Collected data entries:
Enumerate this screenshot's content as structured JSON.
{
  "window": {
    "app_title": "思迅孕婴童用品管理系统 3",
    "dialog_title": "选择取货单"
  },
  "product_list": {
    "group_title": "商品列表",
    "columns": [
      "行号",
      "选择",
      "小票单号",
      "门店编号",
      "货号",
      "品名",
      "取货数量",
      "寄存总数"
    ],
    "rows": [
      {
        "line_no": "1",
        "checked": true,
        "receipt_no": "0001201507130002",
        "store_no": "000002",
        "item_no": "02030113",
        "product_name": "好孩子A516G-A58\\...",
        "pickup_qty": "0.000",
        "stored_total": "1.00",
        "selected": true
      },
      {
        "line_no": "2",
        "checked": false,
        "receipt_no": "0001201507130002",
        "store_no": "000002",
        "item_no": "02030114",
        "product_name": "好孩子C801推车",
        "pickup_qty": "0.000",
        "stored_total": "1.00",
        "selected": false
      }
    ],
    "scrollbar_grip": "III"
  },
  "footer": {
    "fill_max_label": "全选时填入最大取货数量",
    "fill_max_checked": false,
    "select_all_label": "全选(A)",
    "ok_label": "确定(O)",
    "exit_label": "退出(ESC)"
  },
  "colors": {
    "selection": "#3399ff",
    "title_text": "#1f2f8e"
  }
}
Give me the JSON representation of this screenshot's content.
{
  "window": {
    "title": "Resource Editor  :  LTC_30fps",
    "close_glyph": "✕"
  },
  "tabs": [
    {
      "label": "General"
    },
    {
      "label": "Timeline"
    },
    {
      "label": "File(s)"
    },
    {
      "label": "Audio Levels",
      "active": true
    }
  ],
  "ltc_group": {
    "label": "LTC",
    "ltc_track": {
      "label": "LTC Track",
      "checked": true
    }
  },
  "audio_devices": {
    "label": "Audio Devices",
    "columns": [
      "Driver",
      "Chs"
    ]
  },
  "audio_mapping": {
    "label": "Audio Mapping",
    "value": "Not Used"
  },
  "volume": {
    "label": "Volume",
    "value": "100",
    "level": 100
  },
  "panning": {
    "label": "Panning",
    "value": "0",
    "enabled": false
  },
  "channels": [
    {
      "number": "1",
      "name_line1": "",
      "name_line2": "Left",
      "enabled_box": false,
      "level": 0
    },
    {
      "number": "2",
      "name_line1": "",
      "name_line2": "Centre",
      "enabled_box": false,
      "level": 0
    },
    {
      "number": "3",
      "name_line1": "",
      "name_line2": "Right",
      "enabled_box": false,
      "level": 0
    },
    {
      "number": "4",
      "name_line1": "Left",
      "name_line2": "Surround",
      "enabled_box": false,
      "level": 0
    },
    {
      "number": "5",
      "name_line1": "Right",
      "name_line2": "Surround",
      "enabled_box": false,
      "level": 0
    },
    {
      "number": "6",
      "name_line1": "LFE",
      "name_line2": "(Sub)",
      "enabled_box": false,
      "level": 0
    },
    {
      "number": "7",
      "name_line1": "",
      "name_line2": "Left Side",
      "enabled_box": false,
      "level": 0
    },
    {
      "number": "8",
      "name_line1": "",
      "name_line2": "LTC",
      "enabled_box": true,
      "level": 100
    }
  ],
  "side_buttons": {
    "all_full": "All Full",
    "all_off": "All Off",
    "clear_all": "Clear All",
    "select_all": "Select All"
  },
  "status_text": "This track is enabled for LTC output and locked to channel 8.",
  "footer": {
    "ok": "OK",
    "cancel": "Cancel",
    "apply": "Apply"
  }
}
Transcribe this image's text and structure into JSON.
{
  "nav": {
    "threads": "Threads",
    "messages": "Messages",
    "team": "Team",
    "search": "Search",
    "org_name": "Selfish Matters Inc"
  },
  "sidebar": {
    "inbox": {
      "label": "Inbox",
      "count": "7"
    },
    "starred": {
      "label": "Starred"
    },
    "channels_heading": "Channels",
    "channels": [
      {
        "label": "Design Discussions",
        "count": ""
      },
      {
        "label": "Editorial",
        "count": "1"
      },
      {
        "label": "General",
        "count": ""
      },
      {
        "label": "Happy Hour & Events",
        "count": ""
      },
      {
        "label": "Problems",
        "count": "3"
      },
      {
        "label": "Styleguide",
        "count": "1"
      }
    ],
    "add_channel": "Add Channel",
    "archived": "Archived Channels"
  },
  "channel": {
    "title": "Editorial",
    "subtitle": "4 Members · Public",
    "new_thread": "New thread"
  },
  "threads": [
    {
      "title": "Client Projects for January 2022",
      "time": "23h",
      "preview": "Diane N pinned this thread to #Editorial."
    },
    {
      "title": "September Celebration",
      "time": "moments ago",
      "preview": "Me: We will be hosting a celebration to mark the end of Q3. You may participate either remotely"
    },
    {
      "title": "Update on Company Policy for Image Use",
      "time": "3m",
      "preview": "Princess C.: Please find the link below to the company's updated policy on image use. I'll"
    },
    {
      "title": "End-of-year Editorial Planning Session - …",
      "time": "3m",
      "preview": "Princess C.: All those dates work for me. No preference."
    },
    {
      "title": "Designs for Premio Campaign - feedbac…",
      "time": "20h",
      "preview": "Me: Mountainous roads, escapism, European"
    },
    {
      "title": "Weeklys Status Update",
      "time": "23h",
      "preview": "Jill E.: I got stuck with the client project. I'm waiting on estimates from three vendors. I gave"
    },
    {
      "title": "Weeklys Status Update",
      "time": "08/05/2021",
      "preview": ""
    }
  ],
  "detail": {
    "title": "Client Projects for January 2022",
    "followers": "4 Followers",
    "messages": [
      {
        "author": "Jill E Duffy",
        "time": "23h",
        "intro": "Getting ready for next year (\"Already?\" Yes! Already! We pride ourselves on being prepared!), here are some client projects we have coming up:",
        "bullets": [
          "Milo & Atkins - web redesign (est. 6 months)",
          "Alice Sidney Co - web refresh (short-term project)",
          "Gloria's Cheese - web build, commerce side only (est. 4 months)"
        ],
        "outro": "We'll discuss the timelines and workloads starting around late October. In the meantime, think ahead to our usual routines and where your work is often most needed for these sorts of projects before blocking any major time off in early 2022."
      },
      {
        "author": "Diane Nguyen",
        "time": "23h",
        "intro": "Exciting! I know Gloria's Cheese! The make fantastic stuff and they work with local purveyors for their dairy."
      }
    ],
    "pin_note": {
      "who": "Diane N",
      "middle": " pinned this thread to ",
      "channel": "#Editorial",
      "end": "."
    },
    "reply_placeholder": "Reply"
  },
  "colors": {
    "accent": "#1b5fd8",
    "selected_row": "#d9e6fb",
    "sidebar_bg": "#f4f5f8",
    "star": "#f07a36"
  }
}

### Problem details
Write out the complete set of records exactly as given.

### Output below
Enumerate this screenshot's content as structured JSON.
{
  "window": {
    "app_title": "思迅孕婴童用品管理系统 3",
    "dialog_title": "选择取货单"
  },
  "product_list": {
    "group_title": "商品列表",
    "columns": [
      "行号",
      "选择",
      "小票单号",
      "门店编号",
      "货号",
      "品名",
      "取货数量",
      "寄存总数"
    ],
    "rows": [
      {
        "line_no": "1",
        "checked": true,
        "receipt_no": "0001201507130002",
        "store_no": "000002",
        "item_no": "02030113",
        "product_name": "好孩子A516G-A58\\...",
        "pickup_qty": "0.000",
        "stored_total": "1.00",
        "selected": true
      },
      {
        "line_no": "2",
        "checked": false,
        "receipt_no": "0001201507130002",
        "store_no": "000002",
        "item_no": "02030114",
        "product_name": "好孩子C801推车",
        "pickup_qty": "0.000",
        "stored_total": "1.00",
        "selected": false
      }
    ],
    "scrollbar_grip": "III"
  },
  "footer": {
    "fill_max_label": "全选时填入最大取货数量",
    "fill_max_checked": false,
    "select_all_label": "全选(A)",
    "ok_label": "确定(O)",
    "exit_label": "退出(ESC)"
  },
  "colors": {
    "selection": "#3399ff",
    "title_text": "#1f2f8e"
  }
}
Give me the JSON representation of this screenshot's content.
{
  "window": {
    "title": "Resource Editor  :  LTC_30fps",
    "close_glyph": "✕"
  },
  "tabs": [
    {
      "label": "General"
    },
    {
      "label": "Timeline"
    },
    {
      "label": "File(s)"
    },
    {
      "label": "Audio Levels",
      "active": true
    }
  ],
  "ltc_group": {
    "label": "LTC",
    "ltc_track": {
      "label": "LTC Track",
      "checked": true
    }
  },
  "audio_devices": {
    "label": "Audio Devices",
    "columns": [
      "Driver",
      "Chs"
    ]
  },
  "audio_mapping": {
    "label": "Audio Mapping",
    "value": "Not Used"
  },
  "volume": {
    "label": "Volume",
    "value": "100",
    "level": 100
  },
  "panning": {
    "label": "Panning",
    "value": "0",
    "enabled": false
  },
  "channels": [
    {
      "number": "1",
      "name_line1": "",
      "name_line2": "Left",
      "enabled_box": false,
      "level": 0
    },
    {
      "number": "2",
      "name_line1": "",
      "name_line2": "Centre",
      "enabled_box": false,
      "level": 0
    },
    {
      "number": "3",
      "name_line1": "",
      "name_line2": "Right",
      "enabled_box": false,
      "level": 0
    },
    {
      "number": "4",
      "name_line1": "Left",
      "name_line2": "Surround",
      "enabled_box": false,
      "level": 0
    },
    {
      "number": "5",
      "name_line1": "Right",
      "name_line2": "Surround",
      "enabled_box": false,
      "level": 0
    },
    {
      "number": "6",
      "name_line1": "LFE",
      "name_line2": "(Sub)",
      "enabled_box": false,
      "level": 0
    },
    {
      "number": "7",
      "name_line1": "",
      "name_line2": "Left Side",
      "enabled_box": false,
      "level": 0
    },
    {
      "number": "8",
      "name_line1": "",
      "name_line2": "LTC",
      "enabled_box": true,
      "level": 100
    }
  ],
  "side_buttons": {
    "all_full": "All Full",
    "all_off": "All Off",
    "clear_all": "Clear All",
    "select_all": "Select All"
  },
  "status_text": "This track is enabled for LTC output and locked to channel 8.",
  "footer": {
    "ok": "OK",
    "cancel": "Cancel",
    "apply": "Apply"
  }
}
Transcribe this image's text and structure into JSON.
{
  "nav": {
    "threads": "Threads",
    "messages": "Messages",
    "team": "Team",
    "search": "Search",
    "org_name": "Selfish Matters Inc"
  },
  "sidebar": {
    "inbox": {
      "label": "Inbox",
      "count": "7"
    },
    "starred": {
      "label": "Starred"
    },
    "channels_heading": "Channels",
    "channels": [
      {
        "label": "Design Discussions",
        "count": ""
      },
      {
        "label": "Editorial",
        "count": "1"
      },
      {
        "label": "General",
        "count": ""
      },
      {
        "label": "Happy Hour & Events",
        "count": ""
      },
      {
        "label": "Problems",
        "count": "3"
      },
      {
        "label": "Styleguide",
        "count": "1"
      }
    ],
    "add_channel": "Add Channel",
    "archived": "Archived Channels"
  },
  "channel": {
    "title": "Editorial",
    "subtitle": "4 Members · Public",
    "new_thread": "New thread"
  },
  "threads": [
    {
      "title": "Client Projects for January 2022",
      "time": "23h",
      "preview": "Diane N pinned this thread to #Editorial."
    },
    {
      "title": "September Celebration",
      "time": "moments ago",
      "preview": "Me: We will be hosting a celebration to mark the end of Q3. You may participate either remotely"
    },
    {
      "title": "Update on Company Policy for Image Use",
      "time": "3m",
      "preview": "Princess C.: Please find the link below to the company's updated policy on image use. I'll"
    },
    {
      "title": "End-of-year Editorial Planning Session - …",
      "time": "3m",
      "preview": "Princess C.: All those dates work for me. No preference."
    },
    {
      "title": "Designs for Premio Campaign - feedbac…",
      "time": "20h",
      "preview": "Me: Mountainous roads, escapism, European"
    },
    {
      "title": "Weeklys Status Update",
      "time": "23h",
      "preview": "Jill E.: I got stuck with the client project. I'm waiting on estimates from three vendors. I gave"
    },
    {
      "title": "Weeklys Status Update",
      "time": "08/05/2021",
      "preview": ""
    }
  ],
  "detail": {
    "title": "Client Projects for January 2022",
    "followers": "4 Followers",
    "messages": [
      {
        "author": "Jill E Duffy",
        "time": "23h",
        "intro": "Getting ready for next year (\"Already?\" Yes! Already! We pride ourselves on being prepared!), here are some client projects we have coming up:",
        "bullets": [
          "Milo & Atkins - web redesign (est. 6 months)",
          "Alice Sidney Co - web refresh (short-term project)",
          "Gloria's Cheese - web build, commerce side only (est. 4 months)"
        ],
        "outro": "We'll discuss the timelines and workloads starting around late October. In the meantime, think ahead to our usual routines and where your work is often most needed for these sorts of projects before blocking any major time off in early 2022."
      },
      {
        "author": "Diane Nguyen",
        "time": "23h",
        "intro": "Exciting! I know Gloria's Cheese! The make fantastic stuff and they work with local purveyors for their dairy."
      }
    ],
    "pin_note": {
      "who": "Diane N",
      "middle": " pinned this thread to ",
      "channel": "#Editorial",
      "end": "."
    },
    "reply_placeholder": "Reply"
  },
  "colors": {
    "accent": "#1b5fd8",
    "selected_row": "#d9e6fb",
    "sidebar_bg": "#f4f5f8",
    "star": "#f07a36"
  }
}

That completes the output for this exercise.